Transcripts of the case ‘went missing’ and were thus unavailable for review, and witnesses included soldiers who were disciplined by Morant, one of whom stated that would walk 100 miles barefoot to serve in a firing squad to shoot Morant and Handcock." The Australian government was not informed.

Since that time, the Australian army never accepted British Army justice, in cases involving its soldiers. This has led to considerable ill feeling on the part of British authorities right through to the end of WW2. There were numerous approaches by British authorities, requesting the right to shoot us to improve our discipline, all of which were rejected.

It is reasonable to assume that they would have satisfied their blood lust by shooting Kiwis, Canadians, South Africans, Rhodesians, Indians, Pakistanis, as well as members of all other Commonwealth countries who were more than happy to allow them to do so, but they seemed to be obsessed with us.

While I was growing up there were a lot of WW1 veterans still around, and they roundly detested Kitchener. Generals like Kitchener were the people who gave rise to the Australian military expression from both World Wars, “England will fight to the last imperial soldier,” which was probably a bit unfair to the British soldier, but none the less heartfelt.

The case is irrelevant at any rate as “the Breaker” has placed himself solidly and immovably as part of Aussie folklore and is likely to remain there.


  1. I did see the movie awhile back. So, the court martial transcripts "went missing". How convenient. Don't get me started on the military "losing" peoples' records.

    So, this was the Boer War. Then there was Gallipoli, Malaya and Singapore, Greece and Crete, Port Moresby and Kokodo (I believe our very own Dugout Doug MacArthur stuck his finger in on that one).

    Maybe they had to throw the Canadians ashore at Dieppe because they ran out of ANZACs?

    I'm very glad I just read a history of the Korean War written by an Aussie. VERY enlightening compared to the sterile, glossed-over official American Army accounts that barely even mention the Commonwealth and other forces involved there.

  2. Before the Boer War, state contingents fought in the Boxer Rebellion and the Maori Wars. The original force in South Africa were state contingents until Federation when they became Australian troops.

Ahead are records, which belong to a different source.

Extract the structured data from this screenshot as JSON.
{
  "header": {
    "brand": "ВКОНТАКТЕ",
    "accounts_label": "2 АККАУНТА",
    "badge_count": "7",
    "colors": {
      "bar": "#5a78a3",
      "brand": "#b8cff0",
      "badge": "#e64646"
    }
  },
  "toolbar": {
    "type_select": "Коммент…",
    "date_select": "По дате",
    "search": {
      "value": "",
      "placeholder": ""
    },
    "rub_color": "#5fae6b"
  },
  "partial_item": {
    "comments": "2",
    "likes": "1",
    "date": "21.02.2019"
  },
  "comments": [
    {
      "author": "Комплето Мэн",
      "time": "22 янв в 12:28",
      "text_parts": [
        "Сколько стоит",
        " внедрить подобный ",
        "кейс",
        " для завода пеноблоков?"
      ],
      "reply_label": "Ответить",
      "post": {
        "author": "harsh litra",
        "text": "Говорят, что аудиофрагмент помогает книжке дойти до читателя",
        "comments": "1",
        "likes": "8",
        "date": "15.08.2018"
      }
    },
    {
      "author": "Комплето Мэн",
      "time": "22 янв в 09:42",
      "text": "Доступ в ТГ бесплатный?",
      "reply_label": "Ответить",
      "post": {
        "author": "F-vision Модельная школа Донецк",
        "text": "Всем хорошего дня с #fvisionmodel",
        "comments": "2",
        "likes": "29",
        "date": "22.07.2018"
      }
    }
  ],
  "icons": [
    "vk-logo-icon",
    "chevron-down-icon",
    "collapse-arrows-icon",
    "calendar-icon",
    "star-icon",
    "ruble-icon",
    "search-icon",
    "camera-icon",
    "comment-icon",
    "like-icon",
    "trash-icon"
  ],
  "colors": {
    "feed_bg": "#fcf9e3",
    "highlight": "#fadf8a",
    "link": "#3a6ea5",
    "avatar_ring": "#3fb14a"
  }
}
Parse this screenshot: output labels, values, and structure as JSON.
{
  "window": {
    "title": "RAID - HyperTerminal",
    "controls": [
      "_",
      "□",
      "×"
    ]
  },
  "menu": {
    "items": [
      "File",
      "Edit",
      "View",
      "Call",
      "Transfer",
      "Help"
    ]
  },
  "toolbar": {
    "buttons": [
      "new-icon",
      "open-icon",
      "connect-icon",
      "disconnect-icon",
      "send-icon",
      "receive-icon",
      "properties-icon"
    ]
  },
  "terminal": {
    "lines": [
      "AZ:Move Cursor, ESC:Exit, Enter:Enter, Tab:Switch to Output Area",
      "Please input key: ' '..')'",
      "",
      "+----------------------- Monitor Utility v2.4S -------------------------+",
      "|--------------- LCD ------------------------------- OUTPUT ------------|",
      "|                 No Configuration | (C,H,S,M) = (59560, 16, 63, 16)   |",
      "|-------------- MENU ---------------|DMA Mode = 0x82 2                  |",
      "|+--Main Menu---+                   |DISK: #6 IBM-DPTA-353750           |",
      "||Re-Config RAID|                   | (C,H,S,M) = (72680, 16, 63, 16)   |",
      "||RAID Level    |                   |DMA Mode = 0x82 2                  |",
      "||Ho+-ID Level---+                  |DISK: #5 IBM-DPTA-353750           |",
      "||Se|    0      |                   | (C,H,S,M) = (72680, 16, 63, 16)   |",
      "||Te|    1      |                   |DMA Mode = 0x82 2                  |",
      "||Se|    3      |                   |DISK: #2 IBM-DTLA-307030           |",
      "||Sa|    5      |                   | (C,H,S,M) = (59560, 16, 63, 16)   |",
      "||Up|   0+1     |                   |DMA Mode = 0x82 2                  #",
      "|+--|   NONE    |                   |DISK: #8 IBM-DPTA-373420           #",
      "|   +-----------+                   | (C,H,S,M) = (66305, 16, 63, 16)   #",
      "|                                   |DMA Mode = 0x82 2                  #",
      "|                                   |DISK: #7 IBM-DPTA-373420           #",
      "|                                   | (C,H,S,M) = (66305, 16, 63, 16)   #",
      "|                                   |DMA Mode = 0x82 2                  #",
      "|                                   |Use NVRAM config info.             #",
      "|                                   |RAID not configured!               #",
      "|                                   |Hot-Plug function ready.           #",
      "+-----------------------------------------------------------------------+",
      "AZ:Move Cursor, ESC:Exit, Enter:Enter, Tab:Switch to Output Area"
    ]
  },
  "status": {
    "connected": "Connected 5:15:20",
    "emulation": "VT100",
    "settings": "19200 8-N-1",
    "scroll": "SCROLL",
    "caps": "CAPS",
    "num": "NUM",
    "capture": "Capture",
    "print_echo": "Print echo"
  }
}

    Apart from Gallipoli, a hell of a lot of Australians fought on the Western Front and Palestine. The charge of the Light Horse at Beersheba is legendary.

    You have WW2 down pretty good, but there was Syria, where intelligence said the French would welcome them with open arms, but somebody forgot to tell the Foreign Legion and Vichy forces. After the Siege of Tobruk, most of our troops were sent home to meet the Japanese, but the 9th Division stayed on to do the Battle of El Alamein first.

    Kokoda was mostly done by Militia units until the 6th Division relieved them, one Battalion that had been relieved heard the action start behind them on the way out and went back into the line to help.

    It is generally considered that MacArthur panicked during the Battle of Milne Bay, repeatedly sending messages that it had to be held at all costs. After the Japs were beaten the Commander, General Clowes was sacked for not being aggressive enough, although that was more Blamey than MacArthur although thy agreed on it. Blamey disliked Clowes because of his friendship with Rowel who he detested and who was also sacked.

    Subsequent to this there was Lae, Finchaven, and Borneo.

    After Korea there were a number of engagements in Malaya and those areas against Communist insurgents and Indonesian attempts to crush Malasia, before helping you guys out in Vietnam.

    The press tended to lionise both MacArthur and Kitchener to the point where they were seen as heroic figures by the civilian population. Soldiers tended to have a different opinion. Still Australians were bloody pleased when you guys turned up, we were very much on our own down here until then.